··· Records ···

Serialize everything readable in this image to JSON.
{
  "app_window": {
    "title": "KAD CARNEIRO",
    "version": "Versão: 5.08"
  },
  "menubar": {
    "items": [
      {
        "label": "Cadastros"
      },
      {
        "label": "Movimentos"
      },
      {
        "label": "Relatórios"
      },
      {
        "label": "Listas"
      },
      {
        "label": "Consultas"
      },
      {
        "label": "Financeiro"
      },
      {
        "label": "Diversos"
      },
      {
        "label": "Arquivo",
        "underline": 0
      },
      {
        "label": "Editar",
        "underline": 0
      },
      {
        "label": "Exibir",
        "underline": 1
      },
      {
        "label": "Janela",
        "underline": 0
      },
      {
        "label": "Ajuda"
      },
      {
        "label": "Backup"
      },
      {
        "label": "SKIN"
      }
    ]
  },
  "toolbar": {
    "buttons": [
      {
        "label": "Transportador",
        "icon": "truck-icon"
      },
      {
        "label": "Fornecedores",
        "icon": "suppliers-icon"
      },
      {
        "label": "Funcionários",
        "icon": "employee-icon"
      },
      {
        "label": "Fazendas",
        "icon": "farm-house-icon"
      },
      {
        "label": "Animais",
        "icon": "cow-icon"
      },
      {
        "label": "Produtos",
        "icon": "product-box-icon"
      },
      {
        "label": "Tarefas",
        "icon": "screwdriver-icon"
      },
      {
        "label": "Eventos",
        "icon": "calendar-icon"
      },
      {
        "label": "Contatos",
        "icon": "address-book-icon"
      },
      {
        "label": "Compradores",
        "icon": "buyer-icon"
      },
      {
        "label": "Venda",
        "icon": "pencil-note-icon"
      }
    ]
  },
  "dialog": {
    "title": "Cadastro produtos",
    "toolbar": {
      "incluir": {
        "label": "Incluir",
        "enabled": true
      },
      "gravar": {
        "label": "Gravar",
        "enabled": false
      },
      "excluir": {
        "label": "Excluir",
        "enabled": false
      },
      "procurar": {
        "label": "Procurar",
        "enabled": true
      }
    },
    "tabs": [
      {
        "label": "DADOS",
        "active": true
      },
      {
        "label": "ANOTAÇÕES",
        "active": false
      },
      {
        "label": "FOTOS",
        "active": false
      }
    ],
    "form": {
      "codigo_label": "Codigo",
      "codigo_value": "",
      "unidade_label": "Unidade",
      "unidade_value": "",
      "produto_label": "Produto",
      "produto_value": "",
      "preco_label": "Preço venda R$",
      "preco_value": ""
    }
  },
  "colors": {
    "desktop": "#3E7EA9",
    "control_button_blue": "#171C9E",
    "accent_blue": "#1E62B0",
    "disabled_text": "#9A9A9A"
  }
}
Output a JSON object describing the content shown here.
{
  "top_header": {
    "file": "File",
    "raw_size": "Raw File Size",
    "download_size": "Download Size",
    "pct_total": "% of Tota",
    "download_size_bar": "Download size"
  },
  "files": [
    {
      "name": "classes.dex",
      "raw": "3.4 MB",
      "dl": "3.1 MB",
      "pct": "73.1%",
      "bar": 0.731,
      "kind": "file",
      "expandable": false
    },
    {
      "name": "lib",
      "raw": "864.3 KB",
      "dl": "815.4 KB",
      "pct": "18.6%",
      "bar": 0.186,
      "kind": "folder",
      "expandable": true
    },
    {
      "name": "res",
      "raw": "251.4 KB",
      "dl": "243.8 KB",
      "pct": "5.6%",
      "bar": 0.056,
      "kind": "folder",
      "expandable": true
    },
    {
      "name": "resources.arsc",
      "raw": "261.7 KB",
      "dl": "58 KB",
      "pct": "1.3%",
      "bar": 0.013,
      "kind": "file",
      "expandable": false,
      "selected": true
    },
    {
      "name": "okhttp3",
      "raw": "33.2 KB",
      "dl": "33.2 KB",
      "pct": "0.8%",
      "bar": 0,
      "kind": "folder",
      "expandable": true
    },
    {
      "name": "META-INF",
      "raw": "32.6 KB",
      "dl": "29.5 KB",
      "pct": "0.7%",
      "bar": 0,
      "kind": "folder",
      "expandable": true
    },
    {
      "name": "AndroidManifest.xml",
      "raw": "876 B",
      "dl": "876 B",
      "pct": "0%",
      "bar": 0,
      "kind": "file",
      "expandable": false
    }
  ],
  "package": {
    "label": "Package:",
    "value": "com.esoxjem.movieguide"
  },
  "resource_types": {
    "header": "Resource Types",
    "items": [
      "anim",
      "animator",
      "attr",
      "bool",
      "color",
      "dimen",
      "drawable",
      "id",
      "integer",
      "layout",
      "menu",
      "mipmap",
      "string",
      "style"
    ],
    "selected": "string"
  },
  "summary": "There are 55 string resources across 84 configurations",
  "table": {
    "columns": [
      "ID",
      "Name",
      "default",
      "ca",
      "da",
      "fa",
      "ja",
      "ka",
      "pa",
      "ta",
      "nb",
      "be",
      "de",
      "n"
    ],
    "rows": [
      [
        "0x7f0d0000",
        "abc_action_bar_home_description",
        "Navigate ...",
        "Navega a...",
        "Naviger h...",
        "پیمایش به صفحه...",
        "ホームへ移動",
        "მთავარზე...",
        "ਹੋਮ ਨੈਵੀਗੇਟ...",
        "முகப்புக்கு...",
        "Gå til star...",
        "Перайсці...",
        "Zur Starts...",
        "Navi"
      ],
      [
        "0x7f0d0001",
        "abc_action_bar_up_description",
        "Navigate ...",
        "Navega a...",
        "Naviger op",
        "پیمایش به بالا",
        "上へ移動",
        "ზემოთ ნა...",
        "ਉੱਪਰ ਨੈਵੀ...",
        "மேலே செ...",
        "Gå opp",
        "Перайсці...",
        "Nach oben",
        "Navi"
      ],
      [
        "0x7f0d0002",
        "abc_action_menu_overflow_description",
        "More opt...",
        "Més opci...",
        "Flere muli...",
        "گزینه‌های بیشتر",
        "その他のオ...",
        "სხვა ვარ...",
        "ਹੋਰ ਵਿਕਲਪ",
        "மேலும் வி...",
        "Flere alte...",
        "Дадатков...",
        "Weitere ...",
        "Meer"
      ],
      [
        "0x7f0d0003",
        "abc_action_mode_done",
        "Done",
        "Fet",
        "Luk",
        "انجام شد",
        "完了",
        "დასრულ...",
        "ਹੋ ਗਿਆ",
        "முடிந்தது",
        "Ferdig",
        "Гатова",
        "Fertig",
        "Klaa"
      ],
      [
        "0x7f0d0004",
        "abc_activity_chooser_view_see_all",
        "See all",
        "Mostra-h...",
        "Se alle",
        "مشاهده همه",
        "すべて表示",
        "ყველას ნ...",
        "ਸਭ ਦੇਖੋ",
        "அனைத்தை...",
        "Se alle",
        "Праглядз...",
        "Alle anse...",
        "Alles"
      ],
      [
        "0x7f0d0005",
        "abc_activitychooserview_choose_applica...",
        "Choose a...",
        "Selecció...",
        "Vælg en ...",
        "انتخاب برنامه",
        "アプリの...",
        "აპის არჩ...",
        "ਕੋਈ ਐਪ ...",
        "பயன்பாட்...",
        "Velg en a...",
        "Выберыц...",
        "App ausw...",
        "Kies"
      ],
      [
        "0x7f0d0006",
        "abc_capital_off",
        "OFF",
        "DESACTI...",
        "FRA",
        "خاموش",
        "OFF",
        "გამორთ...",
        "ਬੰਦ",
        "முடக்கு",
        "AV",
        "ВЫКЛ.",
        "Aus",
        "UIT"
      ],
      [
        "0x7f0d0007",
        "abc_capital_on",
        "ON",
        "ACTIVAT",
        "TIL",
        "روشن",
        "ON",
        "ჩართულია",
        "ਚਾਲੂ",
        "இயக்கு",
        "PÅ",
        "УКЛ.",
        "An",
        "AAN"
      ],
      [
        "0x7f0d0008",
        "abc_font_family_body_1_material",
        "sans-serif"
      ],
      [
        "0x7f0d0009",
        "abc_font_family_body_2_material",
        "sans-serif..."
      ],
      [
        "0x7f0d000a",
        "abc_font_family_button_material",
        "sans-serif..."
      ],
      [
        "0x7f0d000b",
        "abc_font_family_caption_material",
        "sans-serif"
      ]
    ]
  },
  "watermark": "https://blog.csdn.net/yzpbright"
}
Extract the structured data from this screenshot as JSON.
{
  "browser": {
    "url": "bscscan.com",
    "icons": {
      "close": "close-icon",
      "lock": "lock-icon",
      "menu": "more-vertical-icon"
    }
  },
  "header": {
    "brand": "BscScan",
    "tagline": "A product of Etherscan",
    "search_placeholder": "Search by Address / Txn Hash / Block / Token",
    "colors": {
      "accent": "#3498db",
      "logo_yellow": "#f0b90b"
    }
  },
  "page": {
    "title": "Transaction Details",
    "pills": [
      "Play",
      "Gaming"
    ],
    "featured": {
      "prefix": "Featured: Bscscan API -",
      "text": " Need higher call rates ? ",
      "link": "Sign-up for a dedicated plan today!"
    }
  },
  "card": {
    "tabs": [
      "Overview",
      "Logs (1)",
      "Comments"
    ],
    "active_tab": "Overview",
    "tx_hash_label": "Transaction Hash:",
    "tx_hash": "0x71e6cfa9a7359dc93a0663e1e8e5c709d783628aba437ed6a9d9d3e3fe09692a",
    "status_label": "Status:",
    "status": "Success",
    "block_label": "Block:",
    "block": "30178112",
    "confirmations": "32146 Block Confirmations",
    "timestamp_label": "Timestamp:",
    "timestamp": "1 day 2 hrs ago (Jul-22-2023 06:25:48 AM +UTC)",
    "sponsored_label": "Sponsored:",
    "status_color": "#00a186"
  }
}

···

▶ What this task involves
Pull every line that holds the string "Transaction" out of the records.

▶ Worked solution
    "title": "Transaction Details",
    "tx_hash_label": "Transaction Hash:",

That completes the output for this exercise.